The Parti Quebecois’ narrow election victory yesterday gave the province’s long-suffering separatists something to cheer about – at least until deadly gunfire from a lunatic introduced tragedy as Pauline Marois celebrated her political party’s win.
The election outcome, not to mention the gunfire, likely put a bit of a scare into people – especially outside Canada – who weren’t paying attention. But even that was muted: despite the mix of gunplay, politics and separatism, by late-morning the story had been relegated to the bottom of nytimes.com‘s World page.
As watershed moments go, it hardly compares to Charles de Gaulle’s1967 declaration of “Vive le Quebec libre!” in Montreal (he cut short his visit and flew back to France two days later) or the 1995 referendum, which the sovereigntists came within a whisker of winning (with a vague, convoluted question).
What does the PQ’s minority government mean for miners and mining exploration projects in the province?
The short answer is very little, although the PQ’s left-wing instincts may result in attempts to introduce new mining-related taxes as the cash-starved government looks to a golden goose that’s been making more noise lately.
The “economically challenged” province of Quebec desperately needs the revenue – more than $20 billion annually – that the province’s mining industry produces, not to mention jobs for about 52,000 people. Agnico-Eagle, ArcelorMittal, Rio Tinto, Cliffs Natural Resources, IAMgold, Inmet, Xstrata – they all have operations in Quebec (and I’m probably missing some), producing gold, silver, copper, nickel, iron ore, titanium and more. Chinese companies have also invested in Quebec mining operations.
The revenues, jobs and accompanying taxes drawn from Quebec mining activity will only increase in the coming years, as the extension of Highway 167 opens up the province’s north for mineral development. Dependent on Jean Charest’s ambitious Plan Nord – which is supported by the Parti Quebecois – are mining projects planning to produce gold at Eleonore (Goldcorp, G) and Clearwater (Eastmain, ER), diamonds at Renard (Stornoway, SWY), uranium at Matoush (Strateco, RSC) and copper/molybdenum at MacLeod Lake (Western Troy, WRY), as well as Barrick and Goldcorp joint ventures.

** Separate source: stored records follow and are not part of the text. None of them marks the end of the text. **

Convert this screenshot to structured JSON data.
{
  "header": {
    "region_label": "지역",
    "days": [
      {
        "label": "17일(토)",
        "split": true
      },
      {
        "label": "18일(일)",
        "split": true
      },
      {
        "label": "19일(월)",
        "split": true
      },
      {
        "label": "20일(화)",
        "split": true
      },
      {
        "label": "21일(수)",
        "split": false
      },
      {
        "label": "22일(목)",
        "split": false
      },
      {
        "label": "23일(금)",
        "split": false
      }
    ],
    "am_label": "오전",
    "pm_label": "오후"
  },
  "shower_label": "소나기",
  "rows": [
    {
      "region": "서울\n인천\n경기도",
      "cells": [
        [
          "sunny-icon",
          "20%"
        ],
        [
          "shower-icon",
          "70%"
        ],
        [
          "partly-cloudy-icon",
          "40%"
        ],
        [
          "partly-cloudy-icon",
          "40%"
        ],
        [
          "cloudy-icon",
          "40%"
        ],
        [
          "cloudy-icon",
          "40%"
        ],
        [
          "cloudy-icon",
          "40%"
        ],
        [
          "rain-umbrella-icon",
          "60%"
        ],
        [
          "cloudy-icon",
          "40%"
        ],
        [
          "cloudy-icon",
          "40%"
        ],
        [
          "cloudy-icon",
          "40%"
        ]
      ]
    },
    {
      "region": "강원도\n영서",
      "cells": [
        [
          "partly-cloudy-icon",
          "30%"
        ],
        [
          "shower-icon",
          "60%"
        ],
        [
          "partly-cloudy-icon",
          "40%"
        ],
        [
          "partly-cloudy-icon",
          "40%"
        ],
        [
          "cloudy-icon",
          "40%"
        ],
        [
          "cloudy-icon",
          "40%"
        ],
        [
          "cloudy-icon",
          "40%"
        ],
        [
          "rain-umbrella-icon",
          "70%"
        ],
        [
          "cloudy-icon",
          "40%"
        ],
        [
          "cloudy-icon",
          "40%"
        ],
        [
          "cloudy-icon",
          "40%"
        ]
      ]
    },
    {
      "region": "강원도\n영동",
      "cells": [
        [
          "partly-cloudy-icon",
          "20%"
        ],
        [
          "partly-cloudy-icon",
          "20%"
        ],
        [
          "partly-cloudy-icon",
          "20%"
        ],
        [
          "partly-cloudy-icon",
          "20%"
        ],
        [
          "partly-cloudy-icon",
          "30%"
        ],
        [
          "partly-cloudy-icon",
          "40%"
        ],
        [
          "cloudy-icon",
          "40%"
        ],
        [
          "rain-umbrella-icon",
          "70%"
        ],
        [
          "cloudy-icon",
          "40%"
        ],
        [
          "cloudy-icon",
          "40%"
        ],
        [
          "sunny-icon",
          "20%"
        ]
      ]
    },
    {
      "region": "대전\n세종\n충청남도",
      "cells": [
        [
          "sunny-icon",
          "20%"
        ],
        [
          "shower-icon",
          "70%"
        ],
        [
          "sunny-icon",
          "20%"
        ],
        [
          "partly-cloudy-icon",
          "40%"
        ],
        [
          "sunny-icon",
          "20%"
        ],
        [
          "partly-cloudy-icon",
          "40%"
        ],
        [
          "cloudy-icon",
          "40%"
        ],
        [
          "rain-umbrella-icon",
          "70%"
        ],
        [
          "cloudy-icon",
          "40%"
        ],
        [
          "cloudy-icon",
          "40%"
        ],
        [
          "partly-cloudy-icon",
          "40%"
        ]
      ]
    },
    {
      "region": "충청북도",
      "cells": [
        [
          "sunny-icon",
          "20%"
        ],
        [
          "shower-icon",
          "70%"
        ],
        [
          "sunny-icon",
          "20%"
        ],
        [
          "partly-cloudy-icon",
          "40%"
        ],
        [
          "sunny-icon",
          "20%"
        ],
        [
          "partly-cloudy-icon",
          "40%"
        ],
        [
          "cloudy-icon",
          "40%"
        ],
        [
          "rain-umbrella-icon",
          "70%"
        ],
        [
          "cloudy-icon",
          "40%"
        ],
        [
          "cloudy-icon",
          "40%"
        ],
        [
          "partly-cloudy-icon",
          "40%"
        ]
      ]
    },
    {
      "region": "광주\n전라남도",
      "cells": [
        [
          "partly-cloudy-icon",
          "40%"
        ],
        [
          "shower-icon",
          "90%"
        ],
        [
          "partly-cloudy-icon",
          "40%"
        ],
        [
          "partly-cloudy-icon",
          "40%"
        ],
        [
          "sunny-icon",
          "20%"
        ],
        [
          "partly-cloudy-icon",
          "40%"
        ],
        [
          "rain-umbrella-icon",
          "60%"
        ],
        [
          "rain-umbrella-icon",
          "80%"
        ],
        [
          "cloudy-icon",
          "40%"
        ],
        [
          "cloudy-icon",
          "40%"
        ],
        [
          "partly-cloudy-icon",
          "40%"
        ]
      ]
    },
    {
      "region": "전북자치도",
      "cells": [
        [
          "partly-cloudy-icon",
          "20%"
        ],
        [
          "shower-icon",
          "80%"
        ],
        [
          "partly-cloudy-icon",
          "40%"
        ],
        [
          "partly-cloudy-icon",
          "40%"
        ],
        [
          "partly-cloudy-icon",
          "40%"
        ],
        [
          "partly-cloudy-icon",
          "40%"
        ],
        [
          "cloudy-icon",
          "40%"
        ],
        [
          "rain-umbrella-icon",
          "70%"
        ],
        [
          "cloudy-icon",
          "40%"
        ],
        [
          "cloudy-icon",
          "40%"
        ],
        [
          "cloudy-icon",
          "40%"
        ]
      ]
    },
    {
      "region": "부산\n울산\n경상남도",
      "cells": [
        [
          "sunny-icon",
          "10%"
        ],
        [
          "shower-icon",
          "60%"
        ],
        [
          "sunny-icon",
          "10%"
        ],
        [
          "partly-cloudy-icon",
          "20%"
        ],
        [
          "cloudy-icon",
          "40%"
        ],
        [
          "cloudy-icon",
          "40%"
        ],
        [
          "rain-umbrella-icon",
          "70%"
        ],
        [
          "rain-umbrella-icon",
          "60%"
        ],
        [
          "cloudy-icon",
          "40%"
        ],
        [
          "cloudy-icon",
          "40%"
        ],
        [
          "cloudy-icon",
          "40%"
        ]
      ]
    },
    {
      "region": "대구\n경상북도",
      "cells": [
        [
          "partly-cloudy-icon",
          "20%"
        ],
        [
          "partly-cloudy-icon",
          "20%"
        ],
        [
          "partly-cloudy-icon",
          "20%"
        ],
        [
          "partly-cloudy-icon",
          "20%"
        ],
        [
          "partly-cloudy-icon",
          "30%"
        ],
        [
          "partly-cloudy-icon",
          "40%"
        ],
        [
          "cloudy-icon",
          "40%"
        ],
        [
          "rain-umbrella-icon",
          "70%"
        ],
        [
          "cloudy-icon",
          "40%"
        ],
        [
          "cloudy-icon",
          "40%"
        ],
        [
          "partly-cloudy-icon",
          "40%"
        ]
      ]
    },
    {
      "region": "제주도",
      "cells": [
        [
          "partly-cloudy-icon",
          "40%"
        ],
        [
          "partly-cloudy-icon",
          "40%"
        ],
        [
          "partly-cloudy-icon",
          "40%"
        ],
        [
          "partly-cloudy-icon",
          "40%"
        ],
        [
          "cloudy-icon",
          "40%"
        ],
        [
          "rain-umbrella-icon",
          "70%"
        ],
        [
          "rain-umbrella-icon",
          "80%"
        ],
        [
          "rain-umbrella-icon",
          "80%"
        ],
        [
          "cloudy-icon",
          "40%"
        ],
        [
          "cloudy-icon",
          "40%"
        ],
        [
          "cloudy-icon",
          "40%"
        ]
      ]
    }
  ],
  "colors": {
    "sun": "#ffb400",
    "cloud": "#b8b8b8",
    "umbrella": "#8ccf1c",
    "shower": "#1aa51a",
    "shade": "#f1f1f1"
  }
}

Quebec has invested heavily in the mining sector and the province has long been ranked by the Fraser Institute as one of the world’s top mining jurisdictions. No premier or political party calling the shots in the National Assembly – and particularly a minority government – will want to, or be able to, change that.
Via World of Mining